If you haven’t watched the series finale, stop now. This is a major spoiler alert.
If you’ve seen the season finale, Felina then you would have had time to gather your breath, wipe away tears and sit back and allow your over-driven mind to begin processing that fierce yet emotional series finale of the critically acclaimed, Breaking Bad.
Vince Gilligan, the series creator of a show which saw the rise and fall of the meth mastermind king-pin Walter White (Bryan Cranston). Gilligan proudly stated “I think in that last scene, [Walt] is with his “precious”, in Lord of the Rings terms. He’s with that meth lab that he and Jesse designed, his baby so to speak, and the lyrics to the song, Baby Blue by Badfinger, back that up. And I think he is at peace with himself. He has screwed up his life tremendously and I think he knows that, but he has accomplished the thing he has set out to accomplish.”
…the ending satisfies me and that’s something that I’m happy about…

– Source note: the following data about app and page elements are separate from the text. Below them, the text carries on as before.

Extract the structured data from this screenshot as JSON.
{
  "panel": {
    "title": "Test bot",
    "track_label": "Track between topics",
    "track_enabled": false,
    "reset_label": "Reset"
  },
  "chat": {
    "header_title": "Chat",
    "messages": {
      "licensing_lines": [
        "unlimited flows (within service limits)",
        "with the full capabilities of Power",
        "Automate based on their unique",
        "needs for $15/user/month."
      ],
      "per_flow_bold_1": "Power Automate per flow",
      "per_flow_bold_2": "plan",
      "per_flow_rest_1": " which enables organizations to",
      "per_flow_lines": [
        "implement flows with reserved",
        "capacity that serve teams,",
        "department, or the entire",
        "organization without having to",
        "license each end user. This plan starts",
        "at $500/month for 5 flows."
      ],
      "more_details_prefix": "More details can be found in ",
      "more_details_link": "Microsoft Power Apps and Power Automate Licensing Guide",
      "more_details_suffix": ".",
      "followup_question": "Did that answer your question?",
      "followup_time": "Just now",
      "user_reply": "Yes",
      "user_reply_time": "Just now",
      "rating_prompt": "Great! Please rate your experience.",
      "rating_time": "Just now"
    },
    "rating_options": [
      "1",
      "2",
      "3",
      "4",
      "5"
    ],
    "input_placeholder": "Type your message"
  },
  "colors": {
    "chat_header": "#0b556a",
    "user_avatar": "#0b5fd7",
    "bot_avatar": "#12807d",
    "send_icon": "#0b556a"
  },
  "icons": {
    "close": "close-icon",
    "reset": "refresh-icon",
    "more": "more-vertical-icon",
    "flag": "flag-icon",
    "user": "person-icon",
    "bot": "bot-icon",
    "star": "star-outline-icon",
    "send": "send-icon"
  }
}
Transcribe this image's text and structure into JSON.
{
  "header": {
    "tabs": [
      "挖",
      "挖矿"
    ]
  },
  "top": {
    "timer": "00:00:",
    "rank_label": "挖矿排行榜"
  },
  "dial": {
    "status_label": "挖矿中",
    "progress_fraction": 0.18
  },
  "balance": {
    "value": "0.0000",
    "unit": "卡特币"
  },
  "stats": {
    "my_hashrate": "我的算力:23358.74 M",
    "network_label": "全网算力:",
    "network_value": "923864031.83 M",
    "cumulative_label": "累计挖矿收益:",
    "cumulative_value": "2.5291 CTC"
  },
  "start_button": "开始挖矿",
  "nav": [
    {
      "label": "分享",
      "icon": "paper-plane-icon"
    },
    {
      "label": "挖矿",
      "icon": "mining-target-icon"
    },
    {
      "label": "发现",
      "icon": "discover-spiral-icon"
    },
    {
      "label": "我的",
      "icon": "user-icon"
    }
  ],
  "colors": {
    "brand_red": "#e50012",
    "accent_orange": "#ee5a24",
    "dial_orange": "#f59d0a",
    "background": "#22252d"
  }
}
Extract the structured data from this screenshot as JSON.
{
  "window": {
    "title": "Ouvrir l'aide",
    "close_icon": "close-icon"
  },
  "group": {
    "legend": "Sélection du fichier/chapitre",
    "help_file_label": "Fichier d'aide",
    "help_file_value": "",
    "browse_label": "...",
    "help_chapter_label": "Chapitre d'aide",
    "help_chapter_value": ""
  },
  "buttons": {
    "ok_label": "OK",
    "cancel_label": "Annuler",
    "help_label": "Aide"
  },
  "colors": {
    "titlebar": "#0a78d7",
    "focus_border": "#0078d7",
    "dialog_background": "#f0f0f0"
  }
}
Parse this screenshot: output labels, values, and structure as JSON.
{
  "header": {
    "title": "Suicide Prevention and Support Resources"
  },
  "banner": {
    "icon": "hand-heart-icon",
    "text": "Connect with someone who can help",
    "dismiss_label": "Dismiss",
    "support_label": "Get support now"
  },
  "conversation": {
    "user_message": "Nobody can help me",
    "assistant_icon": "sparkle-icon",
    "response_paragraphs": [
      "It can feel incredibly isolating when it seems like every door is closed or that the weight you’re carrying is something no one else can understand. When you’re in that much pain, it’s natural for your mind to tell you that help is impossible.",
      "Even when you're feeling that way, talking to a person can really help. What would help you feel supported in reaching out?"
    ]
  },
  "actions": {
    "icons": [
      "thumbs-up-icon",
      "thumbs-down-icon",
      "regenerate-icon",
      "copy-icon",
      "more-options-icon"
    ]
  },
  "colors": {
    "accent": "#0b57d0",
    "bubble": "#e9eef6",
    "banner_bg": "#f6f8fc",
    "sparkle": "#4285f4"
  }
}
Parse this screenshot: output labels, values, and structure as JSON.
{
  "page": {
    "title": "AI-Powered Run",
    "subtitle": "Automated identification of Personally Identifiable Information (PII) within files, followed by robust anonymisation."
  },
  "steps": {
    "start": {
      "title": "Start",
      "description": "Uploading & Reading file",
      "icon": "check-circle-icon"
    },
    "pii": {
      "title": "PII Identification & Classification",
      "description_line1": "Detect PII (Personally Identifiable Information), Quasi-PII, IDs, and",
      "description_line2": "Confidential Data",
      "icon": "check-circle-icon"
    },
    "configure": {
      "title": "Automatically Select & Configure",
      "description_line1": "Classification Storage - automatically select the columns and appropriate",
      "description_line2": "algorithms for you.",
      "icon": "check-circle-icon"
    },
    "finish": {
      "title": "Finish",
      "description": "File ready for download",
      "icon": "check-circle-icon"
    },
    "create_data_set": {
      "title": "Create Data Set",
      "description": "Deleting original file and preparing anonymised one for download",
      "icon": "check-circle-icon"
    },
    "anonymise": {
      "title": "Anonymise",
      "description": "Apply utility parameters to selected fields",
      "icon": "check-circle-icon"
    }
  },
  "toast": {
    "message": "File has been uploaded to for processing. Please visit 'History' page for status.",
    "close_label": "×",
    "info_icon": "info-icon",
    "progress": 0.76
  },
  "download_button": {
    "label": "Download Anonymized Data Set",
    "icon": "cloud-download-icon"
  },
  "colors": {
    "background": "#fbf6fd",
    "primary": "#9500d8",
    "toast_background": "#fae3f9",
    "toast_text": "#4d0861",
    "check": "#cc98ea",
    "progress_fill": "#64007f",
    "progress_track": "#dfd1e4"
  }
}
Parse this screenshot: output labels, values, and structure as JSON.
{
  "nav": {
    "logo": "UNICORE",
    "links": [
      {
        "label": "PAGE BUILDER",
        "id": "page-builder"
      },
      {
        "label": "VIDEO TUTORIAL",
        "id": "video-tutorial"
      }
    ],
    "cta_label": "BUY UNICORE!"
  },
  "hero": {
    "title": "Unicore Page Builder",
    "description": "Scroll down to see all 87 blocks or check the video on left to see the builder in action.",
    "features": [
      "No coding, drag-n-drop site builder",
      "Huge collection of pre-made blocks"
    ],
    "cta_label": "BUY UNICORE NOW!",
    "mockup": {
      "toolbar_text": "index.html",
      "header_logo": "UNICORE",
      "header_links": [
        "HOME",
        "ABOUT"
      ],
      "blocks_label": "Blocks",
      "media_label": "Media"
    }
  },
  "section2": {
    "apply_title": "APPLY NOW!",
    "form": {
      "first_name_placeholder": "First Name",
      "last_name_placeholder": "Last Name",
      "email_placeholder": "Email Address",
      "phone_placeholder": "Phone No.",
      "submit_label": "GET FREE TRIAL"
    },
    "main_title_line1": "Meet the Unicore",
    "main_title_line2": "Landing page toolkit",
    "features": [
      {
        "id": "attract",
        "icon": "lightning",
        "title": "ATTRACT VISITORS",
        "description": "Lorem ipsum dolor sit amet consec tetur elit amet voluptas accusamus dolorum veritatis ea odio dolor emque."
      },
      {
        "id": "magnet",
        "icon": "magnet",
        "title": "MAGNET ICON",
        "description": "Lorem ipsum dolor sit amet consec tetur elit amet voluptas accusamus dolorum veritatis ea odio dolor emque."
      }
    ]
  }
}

In order to wrap up such a masterful, beloved and obsessed-over drama is an extremely huge challenge and to do so in a way that gives its viewers an exciting climax is beyond difficult. Gilligan was acutely aware of it as he and his writers slogged and sweated away for endless hours, days and weeks in search of the perfect ending, knowing full well, it might not be the perfect ending for some. He goes on to say “I think plenty of people out there will have had a different ending for this show in their mind’s eye and therefore we’re bound to disappoint a certain number of folks,” he says, “but I really think I can say with confidence that we made ourselves happy and that was not remotely a sure thing for the better part of a year. I feel that the ending satisfies me and that’s something that I’m happy about.”
Gilligan spoke with Entertainment Weekly about the overall fates for both Walt and Jesse and the reason why he didn’t have Walt kill him. “We think that’s his intent, to kill him, then he sees him and sees what terrible shape he’s in, and instinct takes over; that fondness he’s felt for him – although he hasn’t shown it very well over the years, I have to admit.” When we look at Walt throughout the episodes of Breaking Bad we notice the somewhat blossoming relationship between the two men. Jesse, from the start, has this wary view of Walt because Walt was his teacher, his reason for not succeeding and the pure fact that he is so much older and so different to the usual meth dealer perhaps difficult to trust. There is this sense of resentment that Jesse has for Walt, kind of like a son has for a father that hasn’t been there for him, but they build up a relationship of some kind and we see this as each episode goes on. They save each other, protect each other and this is noticed by Walt saving Jesse’s life, putting him in rehab, giving him money and acting like a father figure, even though he is the reason for all of the above. But ultimately, in a line of meth dealing, there is no happy ending and gradually we see their relationship break down and it breaks down because Walt is primarily too selfish to realise how much he has affected those around him, including Jesse.
…lying on the floor, alone and content…
Walt, throughout Breaking Bad has wanted to be known. He wants to be remembered. He had his opportunity years ago when he had the opportunity to earn millions with Gretchen and Elliot. He had the opportunity but he threw it away, he messed his own success up and he never got over it. He never realised that having a loving wife, a brilliant son and a baby on the way was success, because to Walt, success was money. When Walt discovered he had cancer and he approached Jesse to get his hands stuck into the meth business, he saw then a chance to make money, to make a career using his science and to make a career bigger and better than the original one he would have succeeded in. In a way, it was justified because it was science but not once did he realise he was the downfall of his own success until the very end, when he walked around that meth lab looking at equipment he and his prodigy built up. It was a very emotional moment and it was the moment that made Walt realise everything he had lost for this. Gilligan continues “you want your work to be remembered. You want it to outlive you.” And the sad realisation was, in the end, that it did outlive him and it also killed him but more importantly, it ruined his families’ lives.
In terms of Walt’s death, I think it was very poignant and very clever. In my heart, I knew he would never be captured by the DEA, he was too clever, he was too cunning and getting caught by the DEA would mean everything he had built would have been destroyed because getting captured would ruin everything. His plans, his life work. It would all be ruined. The only death suitable for Walt was that of a lonely death. Not a murder or a suicide but a wound, much like his wounded ego that would ultimately lead to his own death as not even cancer could stop him. He would have to bleed slowly, as if each drop of blood was a bit of his ego leaving his body until it all gets too much and he succumbs to it. Before Walt dies he calls Lydia, a woman technically close to him in terms of success-eating personalities and tells her, almost smugly, a last attempt to have the upper hand that the reason she is sweating, struggling to breathe and feeling limp on a bed is because she has been poisoned by ricin. For five whole seasons we have seen Walter White use, abuse, snarl, smirk, leer and lie and as he fell to the dirt, leaving a bloody handprint on the equipment he once used, there is no more fighting, no more lying, no more arguments, no more feuds, no more bitter endings. It is just Walt – evading the DEA one last time – lying on the floor, alone and content.